To improve Johnny’s personal education, then, I say give the kid a book. Then another book and another and another. Read to him when he’s a toddler, and if he enjoys it, read aloud to him until he leaves home for college or work. As he makes his way through grade school, find the books that interest him. Sports? Dig out those grand old John Tunis novels. Wildlife? You’ll find scads of books on everything from worms to elephants in the local library. History? Ditto on the library and your local bookstores.
Then it’s on to middle school, where academic reading takes more of Johnny’s time. Here there be dragons, electronic beasts under the guises of pods, pads, and phones, games and laptops, emails and Facebook. (These monsters constitute a particular danger for boys, whose reading scores yearly run ten percent below those of girls and whose scores have dropped for thirty years, just about the time video games made their appearance. It’s why they call it Gameboy). To assess the time lost to the electronic playground, ask yourself how much time you yourself spend flitting around online on the laptop, then quadruple that time for a teen. Curtail the power of these electronic dragons by setting limits on them.
In high school, Johnny — he’s no longer so little — needs to move to books that cause him to think, to discern good literature from bad, goodness and wickedness. If he’s still on Harry Potter, well and good, but move him onto the Lord of the Rings and from there to the short stories of Ernest Hemingway. If he loves history, introduce him to Shelby Foote or Paul Johnson. If psychology is his bag, give him Mr. Dostoevsky. High school and college is when we should learn that words and how we use them matter, often much more than we’re aware. Words can bring us the love of our life. Words can destroy or make our reputations. Words can win us jobs and promotions. Words can endear us to our friends or make enemies of them.
Here I must interrupt my narrative — some may call it a mild rant — with one caveat. The books which Little Johnny and Big Johnny read matter. Content counts. When I used to operate a bookshop, parents would occasionally say, “I don’t care what Billy reads as long as he’s reading.” Really? Would you say, “I don’t care what Billy eats as long as he’s eating?” The food we put into our hearts, minds, and souls matters as much, if not more, as the food we put into our bodies. “Garbage in, garbage out” is only partially true. More accurate in the case of reading is “Garbage in, garbage in.”

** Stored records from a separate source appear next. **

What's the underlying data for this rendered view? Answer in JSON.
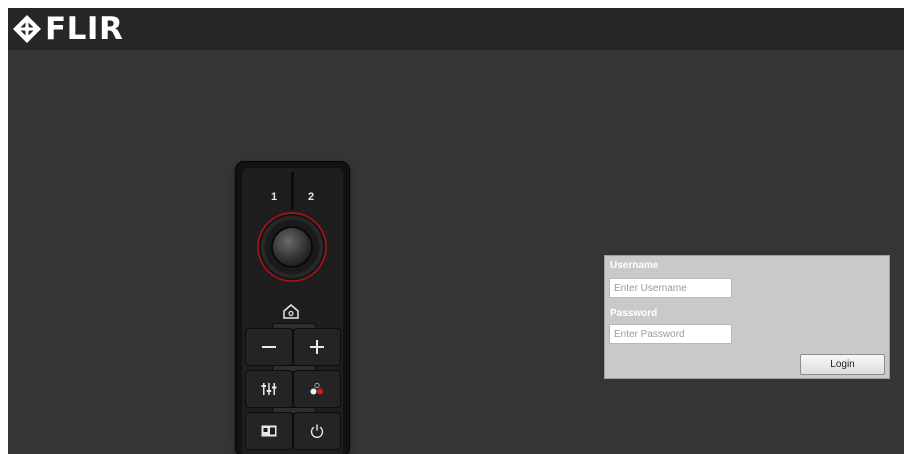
{
  "header": {
    "logo_text": "FLIR"
  },
  "remote": {
    "preset_1": "1",
    "preset_2": "2",
    "icons": [
      "home-icon",
      "minus-icon",
      "plus-icon",
      "adjust-sliders-icon",
      "palette-icon",
      "picture-in-picture-icon",
      "power-icon"
    ],
    "accent_color": "#b01818"
  },
  "login": {
    "username_label": "Username",
    "username_placeholder": "Enter Username",
    "password_label": "Password",
    "password_placeholder": "Enter Password",
    "login_button": "Login"
  }
}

We live in a divisive time in our nation’s history, yet surely most of us would agree that an education is meant to broaden a student’s horizons. More than any other activity, reading does precisely that. In the hands of a good writer, we can know the terror and despair of a soldier in Napoleon’s army in Russia in 1812; we can feel what it is to fall in love on a summer’s day in Brooklyn; we can discover why the Israelis and Palestinians remain locked in conflict. From the hammock in our back yard we can freeze with Scott and his men in the Antarctic; from the hearthside sofa in winter we can stroll the summer lawn parties at the Gatsby mansion; buoyed up by bed pillows we can take a raft to freedom down the Mississippi.
Do we want educated children? Let’s cut the distractions as much as possible and make them readers. Set aside a time each day for books — electronic or print. Entice Johnny into a comfortable chair with a good book. Give him his favorite beverage or some music he likes to help keep him there. Try to keep him reading for a while.
If necessary, use chains.